Finally I got called back to be triaged. By a male nurse. WTF? I looked at this guy and said, "I don't see male healthcare providers." His reply? You'll love this, my friends. "I'm just a nurse. I'm not the doctor." And bacon bits are still meat, right Matt? (Thanks for sharing that story, Matt. It was a good one.) How dumb can you be? I refused to be triaged by him. After that it was a total SNAFU not typical of that clinic. I must say, I usually don't have problems like that in this particular clinic. As it turns out, someone in scheduling screwed up and my doctor wasn't even in that week so I wasn't able to be seen at all. There were no female physicians on staff. I ended up seeing the nurse practitioner who runs the clinic. She was extremely apologetic and promised to personally call me with an appointment date with my physician.
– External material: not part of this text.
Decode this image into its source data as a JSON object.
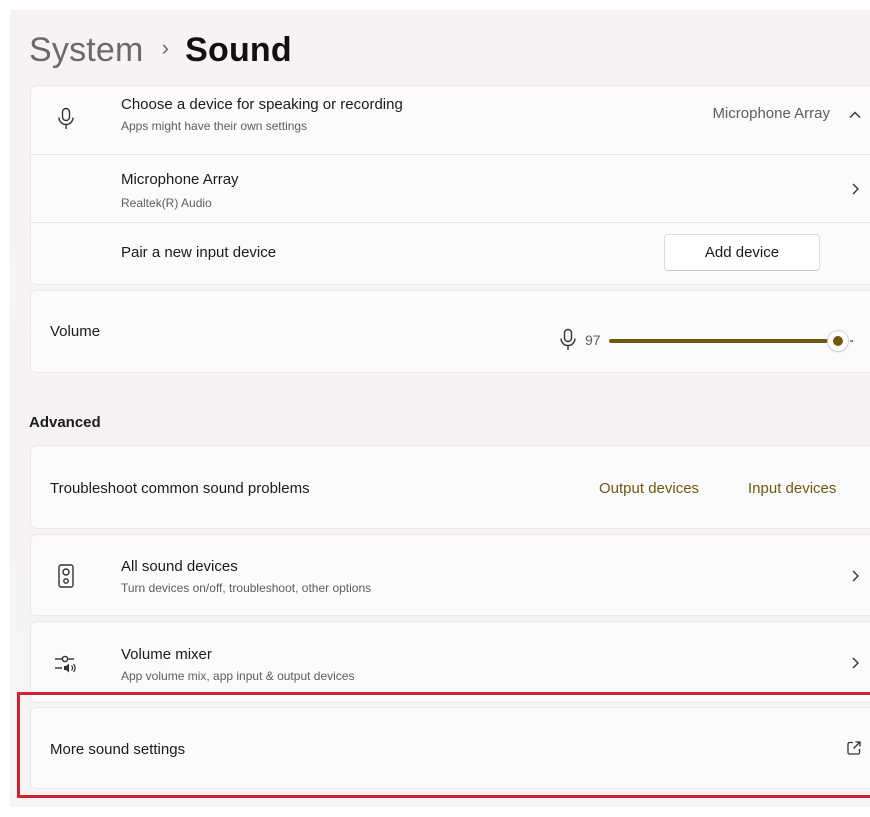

Thank you Nurse Janda. You're the best. As for Nurse Stanley ... take a look between your legs, Buddy. Bacon bits are still meat.
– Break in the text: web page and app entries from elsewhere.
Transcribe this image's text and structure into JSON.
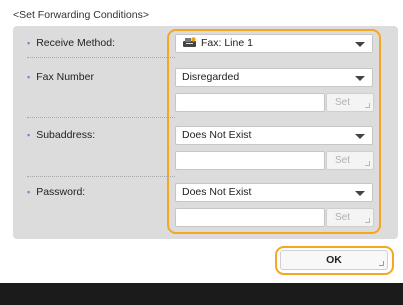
{
  "screen_title": "<Set Forwarding Conditions>",
  "rows": {
    "receive_method": {
      "label": "Receive Method:",
      "value": "Fax: Line 1"
    },
    "fax_number": {
      "label": "Fax Number",
      "value": "Disregarded",
      "text": "",
      "set_label": "Set"
    },
    "subaddress": {
      "label": "Subaddress:",
      "value": "Does Not Exist",
      "text": "",
      "set_label": "Set"
    },
    "password": {
      "label": "Password:",
      "value": "Does Not Exist",
      "text": "",
      "set_label": "Set"
    }
  },
  "ok_label": "OK",
  "colors": {
    "highlight": "#f5a623",
    "panel": "#dcdcdc",
    "bottom_bar": "#1b1b1b",
    "bullet": "#6b8fbf"
  },
  "icons": {
    "receive_method": "fax-machine-icon",
    "dropdown": "chevron-down-icon"
  }
}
Despite Nurse Janda taking care of the appointment situation I was still furious, and in the throes of a full blown anxiety attack. I was walking the hallways headed to travel with my friend/driver and people were still trying to talk to my dog. I'd finally reached my boiling point. We got in line and I started bitching to my friend. I told him I couldn't believe how ignorant people are when it comes to service dogs. I told Eric, "Why would someone have the nerve to ask what your dog "does for you"? Would you walk up to a stranger and ask what their disability is? It's the same principle. My disability is no one's (expletive) business. I continued along that thread the entire time I was in the pay line. I talked about how rude it is to try to pet a service dog, to whistle or distract a service dog, to ask about one's disability, etc. And I told Eric, "They need to keep their damn hands off my dog!" Eric kept his mouth shut. Poor guy didn't know what to say to me. Rocco was watching me, very alert to what was going on. He got as close to me as he could, started nudging my hand and tried to distract me; to bring me back down to earth but I was so upset there was no consoling me. I wasn't stopping and I wasn't shutting up. Not one Veteran would look at me. No one said a word and the hallway got deadly quiet. No one got near me. They definitely gave me my space. And not one of them tried to touch my dog. It's a good thing. I was in such a rage at that point I probably would've killed anyone who had come near me.
So what is my point? It's simple. Please, people. If you see someone walking with a service dog, just ignore the dog like it isn't even there. Those of us with service dogs do our best to train our dogs to ignore you and all distractions. We train our dogs to focus on OUR NEEDS. If you distract them, that could mean serious trouble for us. You wouldn't kick out a cane or a crutch from someone, would you? Distracting our dogs is damn near the same thing. All we are asking for is just a little common courtesy. If we want our dogs petted, we will tell you. Ask us. Some handlers will allow it. I won't. I will tell you that up front. That's just because I don't like anyone in my personal space. Rocco is trained to "block"; to keep you out of my personal space and he does a good job of it. It was the first task he learned. Rocco even wears a patch on his vest which states he is a working dog and does not want to be petted though most people ignore it. Please don't be that person the next time you see someone walking with a service dog. Make a service dog handler very happy by ignoring their dog, won't you?
Until the next time, my friends...